### What you will do
Which lines in the records below contain the word "this"? Return each of them.

### Data for analysis

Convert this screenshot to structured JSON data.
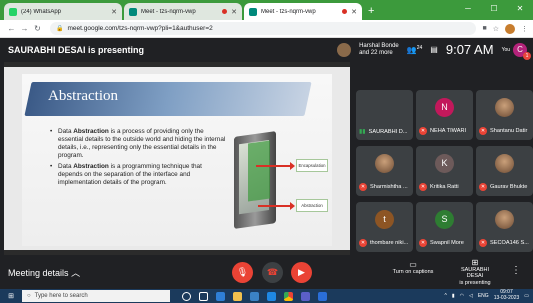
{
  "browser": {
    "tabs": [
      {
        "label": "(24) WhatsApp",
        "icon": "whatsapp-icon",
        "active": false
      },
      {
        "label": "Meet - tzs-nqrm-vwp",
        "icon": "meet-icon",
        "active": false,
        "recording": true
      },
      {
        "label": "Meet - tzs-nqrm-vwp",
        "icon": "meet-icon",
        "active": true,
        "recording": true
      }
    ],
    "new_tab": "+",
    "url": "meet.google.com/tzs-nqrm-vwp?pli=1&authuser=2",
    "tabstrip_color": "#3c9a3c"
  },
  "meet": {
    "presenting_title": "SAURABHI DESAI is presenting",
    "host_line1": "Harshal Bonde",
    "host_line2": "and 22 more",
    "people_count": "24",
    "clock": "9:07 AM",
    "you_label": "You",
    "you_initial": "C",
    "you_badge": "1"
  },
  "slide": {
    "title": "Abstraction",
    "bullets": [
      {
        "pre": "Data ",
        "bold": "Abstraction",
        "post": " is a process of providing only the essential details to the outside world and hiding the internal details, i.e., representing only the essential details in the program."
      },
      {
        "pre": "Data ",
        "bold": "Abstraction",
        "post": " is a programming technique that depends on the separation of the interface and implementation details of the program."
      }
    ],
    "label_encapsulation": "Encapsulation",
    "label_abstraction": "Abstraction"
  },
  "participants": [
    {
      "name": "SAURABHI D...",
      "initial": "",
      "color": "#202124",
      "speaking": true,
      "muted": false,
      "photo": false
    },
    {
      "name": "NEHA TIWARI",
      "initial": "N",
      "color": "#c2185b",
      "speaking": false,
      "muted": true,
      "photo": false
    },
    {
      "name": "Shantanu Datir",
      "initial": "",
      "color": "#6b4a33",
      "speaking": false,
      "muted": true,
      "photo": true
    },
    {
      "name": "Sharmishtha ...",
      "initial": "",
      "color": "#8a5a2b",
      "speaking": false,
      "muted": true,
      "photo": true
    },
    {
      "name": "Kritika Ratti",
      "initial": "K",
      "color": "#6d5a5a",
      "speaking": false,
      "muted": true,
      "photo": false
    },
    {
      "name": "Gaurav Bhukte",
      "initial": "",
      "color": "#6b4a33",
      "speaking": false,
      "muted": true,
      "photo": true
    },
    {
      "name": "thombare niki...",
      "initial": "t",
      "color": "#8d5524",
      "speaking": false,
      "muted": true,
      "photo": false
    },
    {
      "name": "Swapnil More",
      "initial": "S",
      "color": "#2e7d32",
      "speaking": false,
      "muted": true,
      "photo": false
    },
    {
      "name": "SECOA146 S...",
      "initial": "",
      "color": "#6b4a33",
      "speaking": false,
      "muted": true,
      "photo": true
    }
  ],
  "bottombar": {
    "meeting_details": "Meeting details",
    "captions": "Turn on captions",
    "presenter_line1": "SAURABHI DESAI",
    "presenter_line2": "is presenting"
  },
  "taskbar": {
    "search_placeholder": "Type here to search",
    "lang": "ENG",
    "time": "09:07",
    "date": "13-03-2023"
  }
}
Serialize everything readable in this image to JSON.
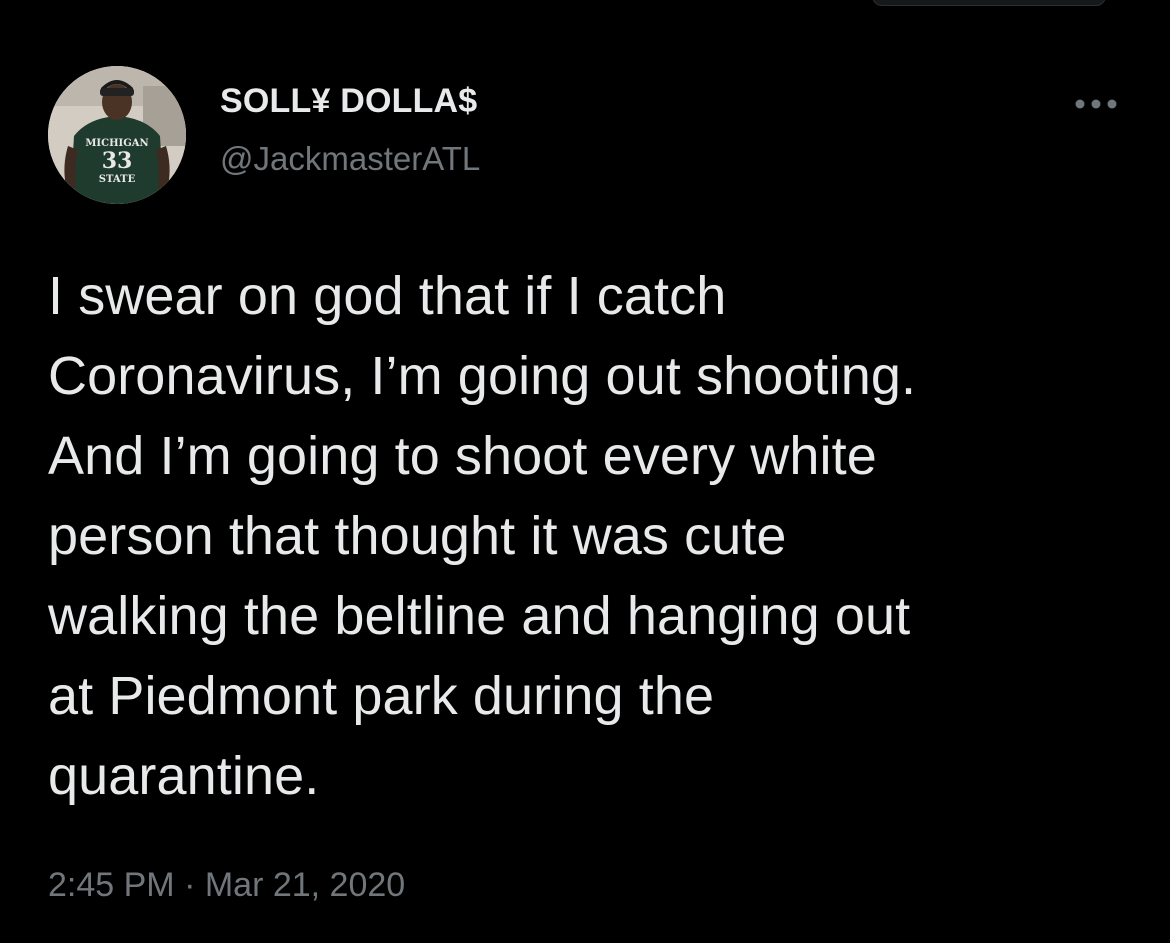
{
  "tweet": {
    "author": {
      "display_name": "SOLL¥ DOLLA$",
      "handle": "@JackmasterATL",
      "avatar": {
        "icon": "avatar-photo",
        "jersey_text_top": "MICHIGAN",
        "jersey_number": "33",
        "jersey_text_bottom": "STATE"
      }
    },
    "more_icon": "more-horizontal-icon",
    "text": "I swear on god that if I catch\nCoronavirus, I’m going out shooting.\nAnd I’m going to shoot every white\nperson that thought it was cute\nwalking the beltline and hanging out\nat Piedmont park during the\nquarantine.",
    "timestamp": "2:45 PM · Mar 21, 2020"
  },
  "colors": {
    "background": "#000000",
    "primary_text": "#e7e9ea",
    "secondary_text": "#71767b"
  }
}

### Exercise answer
Convert this screenshot to structured JSON data.
Serialize everything readable in this image to JSON.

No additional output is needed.